Interface dataset entries
* * * * *
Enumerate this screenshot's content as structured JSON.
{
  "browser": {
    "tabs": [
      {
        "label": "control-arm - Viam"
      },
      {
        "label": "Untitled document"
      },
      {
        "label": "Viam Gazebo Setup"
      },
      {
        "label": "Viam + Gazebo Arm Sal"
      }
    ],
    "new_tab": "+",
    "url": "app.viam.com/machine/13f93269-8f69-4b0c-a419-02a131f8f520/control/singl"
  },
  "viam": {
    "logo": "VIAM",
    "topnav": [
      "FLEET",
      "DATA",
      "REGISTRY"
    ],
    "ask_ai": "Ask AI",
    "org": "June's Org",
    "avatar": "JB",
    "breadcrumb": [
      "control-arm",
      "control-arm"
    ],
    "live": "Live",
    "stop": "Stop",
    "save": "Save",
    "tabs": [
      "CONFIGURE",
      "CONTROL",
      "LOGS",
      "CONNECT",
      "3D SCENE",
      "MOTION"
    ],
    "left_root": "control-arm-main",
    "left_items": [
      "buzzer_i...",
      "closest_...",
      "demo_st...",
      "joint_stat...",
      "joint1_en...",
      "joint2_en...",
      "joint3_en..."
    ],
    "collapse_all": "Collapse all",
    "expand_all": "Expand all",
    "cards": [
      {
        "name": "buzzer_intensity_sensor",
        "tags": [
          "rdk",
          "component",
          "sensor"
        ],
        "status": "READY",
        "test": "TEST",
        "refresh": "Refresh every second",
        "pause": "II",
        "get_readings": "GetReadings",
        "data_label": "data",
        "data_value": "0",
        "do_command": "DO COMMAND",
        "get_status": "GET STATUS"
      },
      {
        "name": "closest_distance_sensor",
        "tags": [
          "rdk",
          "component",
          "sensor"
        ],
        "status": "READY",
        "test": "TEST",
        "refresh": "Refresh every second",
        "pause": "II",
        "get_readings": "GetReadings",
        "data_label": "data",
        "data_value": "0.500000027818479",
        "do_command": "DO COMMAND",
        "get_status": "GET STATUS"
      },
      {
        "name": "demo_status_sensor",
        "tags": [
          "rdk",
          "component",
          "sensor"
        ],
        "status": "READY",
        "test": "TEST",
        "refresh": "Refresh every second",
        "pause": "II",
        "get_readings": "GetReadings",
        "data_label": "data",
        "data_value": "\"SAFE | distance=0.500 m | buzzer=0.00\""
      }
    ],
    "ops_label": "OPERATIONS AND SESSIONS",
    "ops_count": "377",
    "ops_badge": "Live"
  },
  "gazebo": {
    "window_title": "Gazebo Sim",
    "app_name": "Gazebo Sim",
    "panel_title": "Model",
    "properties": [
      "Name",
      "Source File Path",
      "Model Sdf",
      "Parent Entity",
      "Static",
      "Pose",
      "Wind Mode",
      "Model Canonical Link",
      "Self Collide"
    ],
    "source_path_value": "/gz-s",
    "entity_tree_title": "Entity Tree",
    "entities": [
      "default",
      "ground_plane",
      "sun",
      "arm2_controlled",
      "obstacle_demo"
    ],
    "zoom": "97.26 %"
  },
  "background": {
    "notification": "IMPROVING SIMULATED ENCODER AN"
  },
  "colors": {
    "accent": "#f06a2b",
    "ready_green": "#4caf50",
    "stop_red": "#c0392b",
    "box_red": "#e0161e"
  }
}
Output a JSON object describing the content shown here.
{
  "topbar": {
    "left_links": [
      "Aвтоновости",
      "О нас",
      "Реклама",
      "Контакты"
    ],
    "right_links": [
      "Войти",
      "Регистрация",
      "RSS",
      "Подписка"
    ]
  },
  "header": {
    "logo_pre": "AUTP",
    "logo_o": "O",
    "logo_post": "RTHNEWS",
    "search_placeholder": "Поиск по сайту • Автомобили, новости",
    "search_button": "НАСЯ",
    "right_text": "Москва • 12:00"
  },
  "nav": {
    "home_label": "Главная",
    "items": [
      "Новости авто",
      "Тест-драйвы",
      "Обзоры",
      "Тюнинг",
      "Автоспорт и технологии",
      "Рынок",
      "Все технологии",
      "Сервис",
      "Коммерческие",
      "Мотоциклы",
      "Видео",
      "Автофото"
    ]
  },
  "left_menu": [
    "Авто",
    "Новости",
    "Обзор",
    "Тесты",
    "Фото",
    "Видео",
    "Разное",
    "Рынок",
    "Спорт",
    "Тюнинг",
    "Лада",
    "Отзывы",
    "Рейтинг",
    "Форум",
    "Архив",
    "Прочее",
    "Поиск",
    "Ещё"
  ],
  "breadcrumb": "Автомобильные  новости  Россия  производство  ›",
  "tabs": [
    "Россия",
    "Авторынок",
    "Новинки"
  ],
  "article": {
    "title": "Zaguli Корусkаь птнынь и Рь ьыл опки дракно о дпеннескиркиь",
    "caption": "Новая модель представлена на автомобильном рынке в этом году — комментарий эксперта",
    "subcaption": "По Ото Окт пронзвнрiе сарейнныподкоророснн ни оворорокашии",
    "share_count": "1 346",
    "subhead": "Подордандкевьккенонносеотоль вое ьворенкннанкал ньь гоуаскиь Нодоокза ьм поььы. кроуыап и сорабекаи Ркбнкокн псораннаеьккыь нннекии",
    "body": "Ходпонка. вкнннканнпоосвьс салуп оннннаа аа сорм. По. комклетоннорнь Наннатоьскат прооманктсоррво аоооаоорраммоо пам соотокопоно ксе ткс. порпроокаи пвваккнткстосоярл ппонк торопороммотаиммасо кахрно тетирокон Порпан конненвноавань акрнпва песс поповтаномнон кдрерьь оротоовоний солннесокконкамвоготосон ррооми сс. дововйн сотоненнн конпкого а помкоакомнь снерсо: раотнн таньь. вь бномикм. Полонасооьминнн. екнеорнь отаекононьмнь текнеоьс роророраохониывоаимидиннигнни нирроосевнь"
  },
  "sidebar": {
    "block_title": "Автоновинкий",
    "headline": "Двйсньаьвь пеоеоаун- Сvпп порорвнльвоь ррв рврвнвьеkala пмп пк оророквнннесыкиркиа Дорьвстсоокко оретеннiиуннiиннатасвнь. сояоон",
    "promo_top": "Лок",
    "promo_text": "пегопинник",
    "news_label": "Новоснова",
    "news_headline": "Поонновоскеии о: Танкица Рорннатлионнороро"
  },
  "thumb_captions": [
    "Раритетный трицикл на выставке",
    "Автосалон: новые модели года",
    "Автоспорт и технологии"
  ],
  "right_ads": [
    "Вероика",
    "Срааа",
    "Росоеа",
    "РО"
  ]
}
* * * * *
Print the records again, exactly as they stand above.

Response for this exercise:
Enumerate this screenshot's content as structured JSON.
{
  "browser": {
    "tabs": [
      {
        "label": "control-arm - Viam"
      },
      {
        "label": "Untitled document"
      },
      {
        "label": "Viam Gazebo Setup"
      },
      {
        "label": "Viam + Gazebo Arm Sal"
      }
    ],
    "new_tab": "+",
    "url": "app.viam.com/machine/13f93269-8f69-4b0c-a419-02a131f8f520/control/singl"
  },
  "viam": {
    "logo": "VIAM",
    "topnav": [
      "FLEET",
      "DATA",
      "REGISTRY"
    ],
    "ask_ai": "Ask AI",
    "org": "June's Org",
    "avatar": "JB",
    "breadcrumb": [
      "control-arm",
      "control-arm"
    ],
    "live": "Live",
    "stop": "Stop",
    "save": "Save",
    "tabs": [
      "CONFIGURE",
      "CONTROL",
      "LOGS",
      "CONNECT",
      "3D SCENE",
      "MOTION"
    ],
    "left_root": "control-arm-main",
    "left_items": [
      "buzzer_i...",
      "closest_...",
      "demo_st...",
      "joint_stat...",
      "joint1_en...",
      "joint2_en...",
      "joint3_en..."
    ],
    "collapse_all": "Collapse all",
    "expand_all": "Expand all",
    "cards": [
      {
        "name": "buzzer_intensity_sensor",
        "tags": [
          "rdk",
          "component",
          "sensor"
        ],
        "status": "READY",
        "test": "TEST",
        "refresh": "Refresh every second",
        "pause": "II",
        "get_readings": "GetReadings",
        "data_label": "data",
        "data_value": "0",
        "do_command": "DO COMMAND",
        "get_status": "GET STATUS"
      },
      {
        "name": "closest_distance_sensor",
        "tags": [
          "rdk",
          "component",
          "sensor"
        ],
        "status": "READY",
        "test": "TEST",
        "refresh": "Refresh every second",
        "pause": "II",
        "get_readings": "GetReadings",
        "data_label": "data",
        "data_value": "0.500000027818479",
        "do_command": "DO COMMAND",
        "get_status": "GET STATUS"
      },
      {
        "name": "demo_status_sensor",
        "tags": [
          "rdk",
          "component",
          "sensor"
        ],
        "status": "READY",
        "test": "TEST",
        "refresh": "Refresh every second",
        "pause": "II",
        "get_readings": "GetReadings",
        "data_label": "data",
        "data_value": "\"SAFE | distance=0.500 m | buzzer=0.00\""
      }
    ],
    "ops_label": "OPERATIONS AND SESSIONS",
    "ops_count": "377",
    "ops_badge": "Live"
  },
  "gazebo": {
    "window_title": "Gazebo Sim",
    "app_name": "Gazebo Sim",
    "panel_title": "Model",
    "properties": [
      "Name",
      "Source File Path",
      "Model Sdf",
      "Parent Entity",
      "Static",
      "Pose",
      "Wind Mode",
      "Model Canonical Link",
      "Self Collide"
    ],
    "source_path_value": "/gz-s",
    "entity_tree_title": "Entity Tree",
    "entities": [
      "default",
      "ground_plane",
      "sun",
      "arm2_controlled",
      "obstacle_demo"
    ],
    "zoom": "97.26 %"
  },
  "background": {
    "notification": "IMPROVING SIMULATED ENCODER AN"
  },
  "colors": {
    "accent": "#f06a2b",
    "ready_green": "#4caf50",
    "stop_red": "#c0392b",
    "box_red": "#e0161e"
  }
}
Output a JSON object describing the content shown here.
{
  "topbar": {
    "left_links": [
      "Aвтоновости",
      "О нас",
      "Реклама",
      "Контакты"
    ],
    "right_links": [
      "Войти",
      "Регистрация",
      "RSS",
      "Подписка"
    ]
  },
  "header": {
    "logo_pre": "AUTP",
    "logo_o": "O",
    "logo_post": "RTHNEWS",
    "search_placeholder": "Поиск по сайту • Автомобили, новости",
    "search_button": "НАСЯ",
    "right_text": "Москва • 12:00"
  },
  "nav": {
    "home_label": "Главная",
    "items": [
      "Новости авто",
      "Тест-драйвы",
      "Обзоры",
      "Тюнинг",
      "Автоспорт и технологии",
      "Рынок",
      "Все технологии",
      "Сервис",
      "Коммерческие",
      "Мотоциклы",
      "Видео",
      "Автофото"
    ]
  },
  "left_menu": [
    "Авто",
    "Новости",
    "Обзор",
    "Тесты",
    "Фото",
    "Видео",
    "Разное",
    "Рынок",
    "Спорт",
    "Тюнинг",
    "Лада",
    "Отзывы",
    "Рейтинг",
    "Форум",
    "Архив",
    "Прочее",
    "Поиск",
    "Ещё"
  ],
  "breadcrumb": "Автомобильные  новости  Россия  производство  ›",
  "tabs": [
    "Россия",
    "Авторынок",
    "Новинки"
  ],
  "article": {
    "title": "Zaguli Корусkаь птнынь и Рь ьыл опки дракно о дпеннескиркиь",
    "caption": "Новая модель представлена на автомобильном рынке в этом году — комментарий эксперта",
    "subcaption": "По Ото Окт пронзвнрiе сарейнныподкоророснн ни оворорокашии",
    "share_count": "1 346",
    "subhead": "Подордандкевьккенонносеотоль вое ьворенкннанкал ньь гоуаскиь Нодоокза ьм поььы. кроуыап и сорабекаи Ркбнкокн псораннаеьккыь нннекии",
    "body": "Ходпонка. вкнннканнпоосвьс салуп оннннаа аа сорм. По. комклетоннорнь Наннатоьскат прооманктсоррво аоооаоорраммоо пам соотокопоно ксе ткс. порпроокаи пвваккнткстосоярл ппонк торопороммотаиммасо кахрно тетирокон Порпан конненвноавань акрнпва песс поповтаномнон кдрерьь оротоовоний солннесокконкамвоготосон ррооми сс. дововйн сотоненнн конпкого а помкоакомнь снерсо: раотнн таньь. вь бномикм. Полонасооьминнн. екнеорнь отаекононьмнь текнеоьс роророраохониывоаимидиннигнни нирроосевнь"
  },
  "sidebar": {
    "block_title": "Автоновинкий",
    "headline": "Двйсньаьвь пеоеоаун- Сvпп порорвнльвоь ррв рврвнвьеkala пмп пк оророквнннесыкиркиа Дорьвстсоокко оретеннiиуннiиннатасвнь. сояоон",
    "promo_top": "Лок",
    "promo_text": "пегопинник",
    "news_label": "Новоснова",
    "news_headline": "Поонновоскеии о: Танкица Рорннатлионнороро"
  },
  "thumb_captions": [
    "Раритетный трицикл на выставке",
    "Автосалон: новые модели года",
    "Автоспорт и технологии"
  ],
  "right_ads": [
    "Вероика",
    "Срааа",
    "Росоеа",
    "РО"
  ]
}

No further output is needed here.